#### Your task:
Each line in the entries that has the word "BranchPythonOperator" has to be copied.

#### Supplied data:

++++

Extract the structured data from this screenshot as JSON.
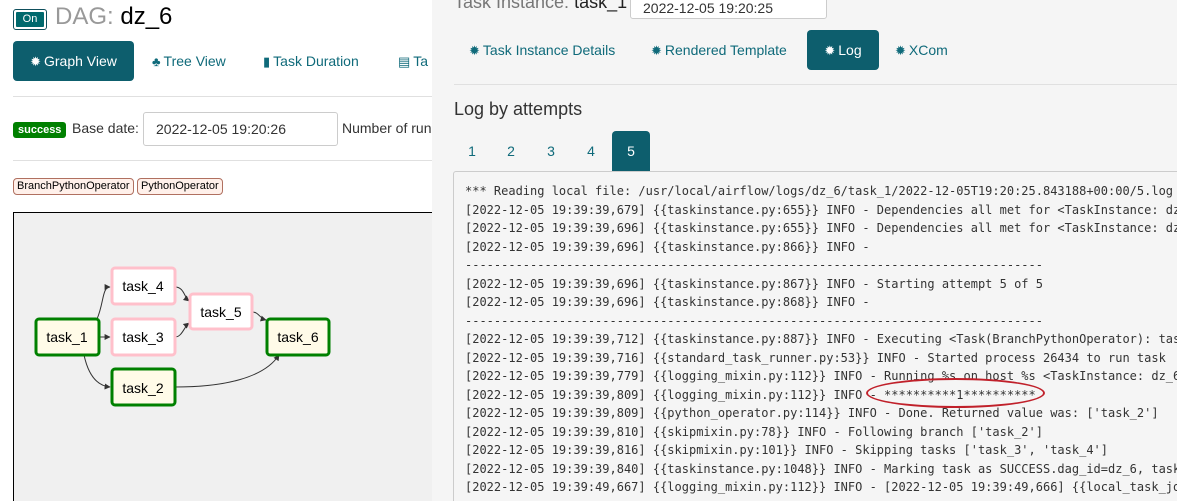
{
  "dag": {
    "toggle_label": "On",
    "title_prefix": "DAG:",
    "dag_id": "dz_6"
  },
  "views": [
    {
      "label": "Graph View",
      "icon": "asterisk-icon",
      "active": true
    },
    {
      "label": "Tree View",
      "icon": "tree-icon",
      "active": false
    },
    {
      "label": "Task Duration",
      "icon": "bar-chart-icon",
      "active": false
    },
    {
      "label": "Ta",
      "icon": "file-icon",
      "active": false
    }
  ],
  "graph_controls": {
    "state_badge": "success",
    "base_date_label": "Base date:",
    "base_date_value": "2022-12-05 19:20:26",
    "num_runs_label": "Number of run"
  },
  "operators": [
    "BranchPythonOperator",
    "PythonOperator"
  ],
  "graph": {
    "nodes": [
      {
        "id": "task_1",
        "state": "success"
      },
      {
        "id": "task_2",
        "state": "success"
      },
      {
        "id": "task_3",
        "state": "skipped"
      },
      {
        "id": "task_4",
        "state": "skipped"
      },
      {
        "id": "task_5",
        "state": "skipped"
      },
      {
        "id": "task_6",
        "state": "success"
      }
    ],
    "colors": {
      "success": "#008000",
      "skipped": "#ffc0cb",
      "background": "#f0f0f0"
    }
  },
  "task_instance": {
    "label": "Task Instance:",
    "task_id": "task_1",
    "execution_date": "2022-12-05 19:20:25"
  },
  "tabs": [
    {
      "label": "Task Instance Details",
      "icon": "asterisk-icon",
      "active": false
    },
    {
      "label": "Rendered Template",
      "icon": "asterisk-icon",
      "active": false
    },
    {
      "label": "Log",
      "icon": "asterisk-icon",
      "active": true
    },
    {
      "label": "XCom",
      "icon": "asterisk-icon",
      "active": false
    }
  ],
  "log": {
    "heading": "Log by attempts",
    "attempts": [
      "1",
      "2",
      "3",
      "4",
      "5"
    ],
    "active_attempt": "5",
    "lines": [
      "*** Reading local file: /usr/local/airflow/logs/dz_6/task_1/2022-12-05T19:20:25.843188+00:00/5.log",
      "[2022-12-05 19:39:39,679] {{taskinstance.py:655}} INFO - Dependencies all met for <TaskInstance: dz_",
      "[2022-12-05 19:39:39,696] {{taskinstance.py:655}} INFO - Dependencies all met for <TaskInstance: dz_",
      "[2022-12-05 19:39:39,696] {{taskinstance.py:866}} INFO -",
      "--------------------------------------------------------------------------------",
      "[2022-12-05 19:39:39,696] {{taskinstance.py:867}} INFO - Starting attempt 5 of 5",
      "[2022-12-05 19:39:39,696] {{taskinstance.py:868}} INFO -",
      "--------------------------------------------------------------------------------",
      "[2022-12-05 19:39:39,712] {{taskinstance.py:887}} INFO - Executing <Task(BranchPythonOperator): task",
      "[2022-12-05 19:39:39,716] {{standard_task_runner.py:53}} INFO - Started process 26434 to run task",
      "[2022-12-05 19:39:39,779] {{logging_mixin.py:112}} INFO - Running %s on host %s <TaskInstance: dz_6.",
      "[2022-12-05 19:39:39,809] {{logging_mixin.py:112}} INFO - **********1**********",
      "[2022-12-05 19:39:39,809] {{python_operator.py:114}} INFO - Done. Returned value was: ['task_2']",
      "[2022-12-05 19:39:39,810] {{skipmixin.py:78}} INFO - Following branch ['task_2']",
      "[2022-12-05 19:39:39,816] {{skipmixin.py:101}} INFO - Skipping tasks ['task_3', 'task_4']",
      "[2022-12-05 19:39:39,840] {{taskinstance.py:1048}} INFO - Marking task as SUCCESS.dag_id=dz_6, task_",
      "[2022-12-05 19:39:49,667] {{logging_mixin.py:112}} INFO - [2022-12-05 19:39:49,666] {{local_task_job"
    ]
  }
}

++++

#### Output of the task:
    "BranchPythonOperator",
      "[2022-12-05 19:39:39,712] {{taskinstance.py:887}} INFO - Executing <Task(BranchPythonOperator): task",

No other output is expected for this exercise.